Exercise directions –
Each line in the entries that has the word "provider" has to be copied.

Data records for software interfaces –

--- START ---

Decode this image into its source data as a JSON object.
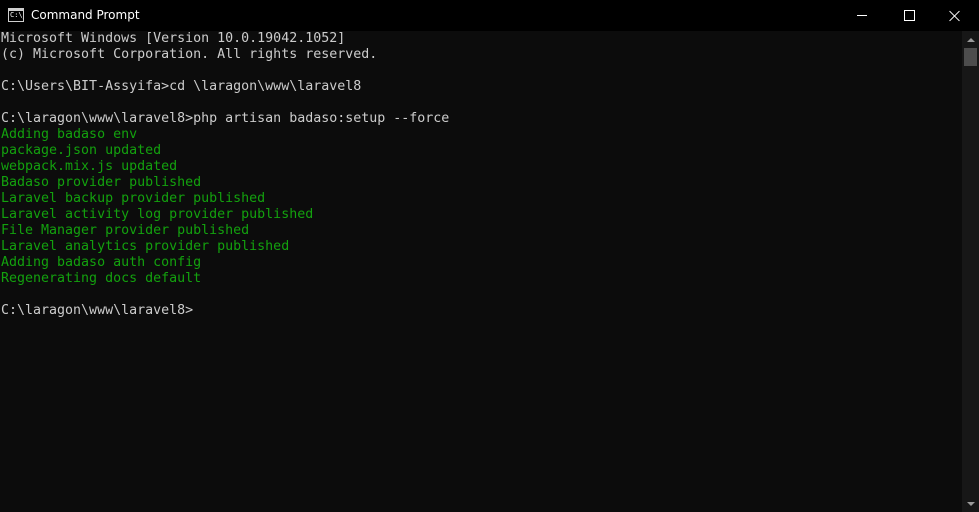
{
  "window": {
    "title": "Command Prompt",
    "icon_label": "C:\\_"
  },
  "colors": {
    "background": "#0c0c0c",
    "text_default": "#cccccc",
    "text_green": "#13a10e",
    "titlebar": "#000000"
  },
  "icons": {
    "app": "cmd-icon",
    "minimize": "minimize-icon",
    "maximize": "maximize-icon",
    "close": "close-icon"
  },
  "console": {
    "lines": [
      {
        "text": "Microsoft Windows [Version 10.0.19042.1052]",
        "color": "default"
      },
      {
        "text": "(c) Microsoft Corporation. All rights reserved.",
        "color": "default"
      },
      {
        "text": "",
        "color": "default"
      },
      {
        "text": "C:\\Users\\BIT-Assyifa>cd \\laragon\\www\\laravel8",
        "color": "default"
      },
      {
        "text": "",
        "color": "default"
      },
      {
        "text": "C:\\laragon\\www\\laravel8>php artisan badaso:setup --force",
        "color": "default"
      },
      {
        "text": "Adding badaso env",
        "color": "green"
      },
      {
        "text": "package.json updated",
        "color": "green"
      },
      {
        "text": "webpack.mix.js updated",
        "color": "green"
      },
      {
        "text": "Badaso provider published",
        "color": "green"
      },
      {
        "text": "Laravel backup provider published",
        "color": "green"
      },
      {
        "text": "Laravel activity log provider published",
        "color": "green"
      },
      {
        "text": "File Manager provider published",
        "color": "green"
      },
      {
        "text": "Laravel analytics provider published",
        "color": "green"
      },
      {
        "text": "Adding badaso auth config",
        "color": "green"
      },
      {
        "text": "Regenerating docs default",
        "color": "green"
      },
      {
        "text": "",
        "color": "default"
      },
      {
        "text": "C:\\laragon\\www\\laravel8>",
        "color": "default"
      }
    ]
  }
}
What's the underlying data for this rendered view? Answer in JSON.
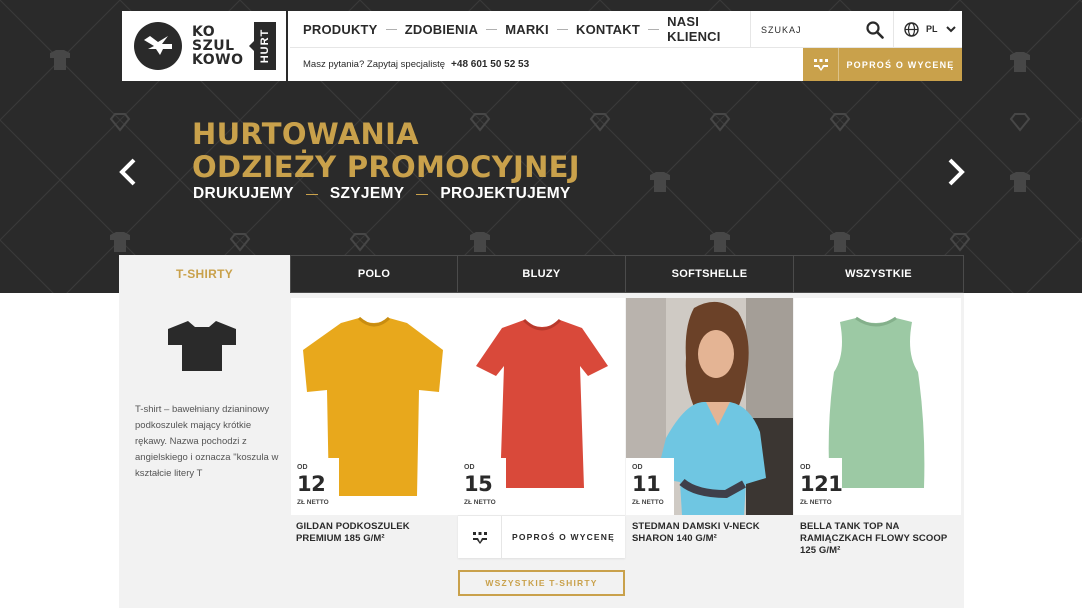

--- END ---

Task result –
        "text": "Badaso provider published",
        "text": "Laravel backup provider published",
        "text": "Laravel activity log provider published",
        "text": "File Manager provider published",
        "text": "Laravel analytics provider published",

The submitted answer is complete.